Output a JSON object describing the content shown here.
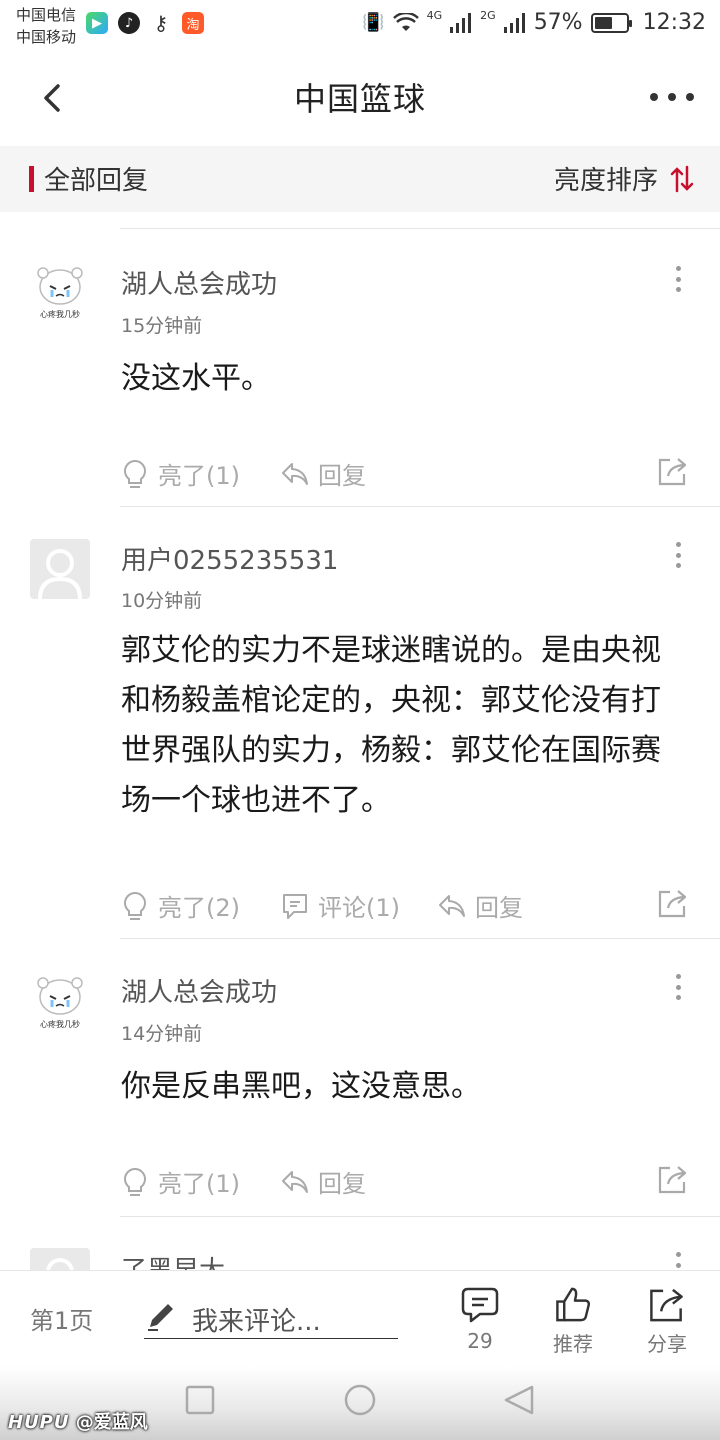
{
  "status_bar": {
    "carrier_1": "中国电信",
    "carrier_2": "中国移动",
    "net_4g": "4G",
    "net_2g": "2G",
    "battery_percent": "57%",
    "battery_level": 0.57,
    "time": "12:32",
    "app_icons": [
      "video-app-icon",
      "tiktok-icon",
      "key-icon",
      "taobao-icon"
    ]
  },
  "header": {
    "title": "中国篮球"
  },
  "sort_bar": {
    "label": "全部回复",
    "sort_label": "亮度排序",
    "accent_color": "#c8102e"
  },
  "comments": [
    {
      "username": "湖人总会成功",
      "time": "15分钟前",
      "text": "没这水平。",
      "like_label": "亮了(1)",
      "reply_label": "回复",
      "avatar_caption": "心疼我几秒"
    },
    {
      "username": "用户0255235531",
      "time": "10分钟前",
      "text": "郭艾伦的实力不是球迷瞎说的。是由央视和杨毅盖棺论定的，央视：郭艾伦没有打世界强队的实力，杨毅：郭艾伦在国际赛场一个球也进不了。",
      "like_label": "亮了(2)",
      "comment_label": "评论(1)",
      "reply_label": "回复"
    },
    {
      "username": "湖人总会成功",
      "time": "14分钟前",
      "text": "你是反串黑吧，这没意思。",
      "like_label": "亮了(1)",
      "reply_label": "回复",
      "avatar_caption": "心疼我几秒"
    },
    {
      "username": "了黑早大"
    }
  ],
  "bottom_bar": {
    "page": "第1页",
    "input_placeholder": "我来评论...",
    "comment_count": "29",
    "recommend_label": "推荐",
    "share_label": "分享"
  },
  "watermark": {
    "brand": "HUPU",
    "author": "@爱蓝风"
  }
}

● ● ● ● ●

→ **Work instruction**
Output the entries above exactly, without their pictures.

→ **Written response**
Output a JSON object describing the content shown here.
{
  "status_bar": {
    "carrier_1": "中国电信",
    "carrier_2": "中国移动",
    "net_4g": "4G",
    "net_2g": "2G",
    "battery_percent": "57%",
    "battery_level": 0.57,
    "time": "12:32",
    "app_icons": [
      "video-app-icon",
      "tiktok-icon",
      "key-icon",
      "taobao-icon"
    ]
  },
  "header": {
    "title": "中国篮球"
  },
  "sort_bar": {
    "label": "全部回复",
    "sort_label": "亮度排序",
    "accent_color": "#c8102e"
  },
  "comments": [
    {
      "username": "湖人总会成功",
      "time": "15分钟前",
      "text": "没这水平。",
      "like_label": "亮了(1)",
      "reply_label": "回复",
      "avatar_caption": "心疼我几秒"
    },
    {
      "username": "用户0255235531",
      "time": "10分钟前",
      "text": "郭艾伦的实力不是球迷瞎说的。是由央视和杨毅盖棺论定的，央视：郭艾伦没有打世界强队的实力，杨毅：郭艾伦在国际赛场一个球也进不了。",
      "like_label": "亮了(2)",
      "comment_label": "评论(1)",
      "reply_label": "回复"
    },
    {
      "username": "湖人总会成功",
      "time": "14分钟前",
      "text": "你是反串黑吧，这没意思。",
      "like_label": "亮了(1)",
      "reply_label": "回复",
      "avatar_caption": "心疼我几秒"
    },
    {
      "username": "了黑早大"
    }
  ],
  "bottom_bar": {
    "page": "第1页",
    "input_placeholder": "我来评论...",
    "comment_count": "29",
    "recommend_label": "推荐",
    "share_label": "分享"
  },
  "watermark": {
    "brand": "HUPU",
    "author": "@爱蓝风"
  }
}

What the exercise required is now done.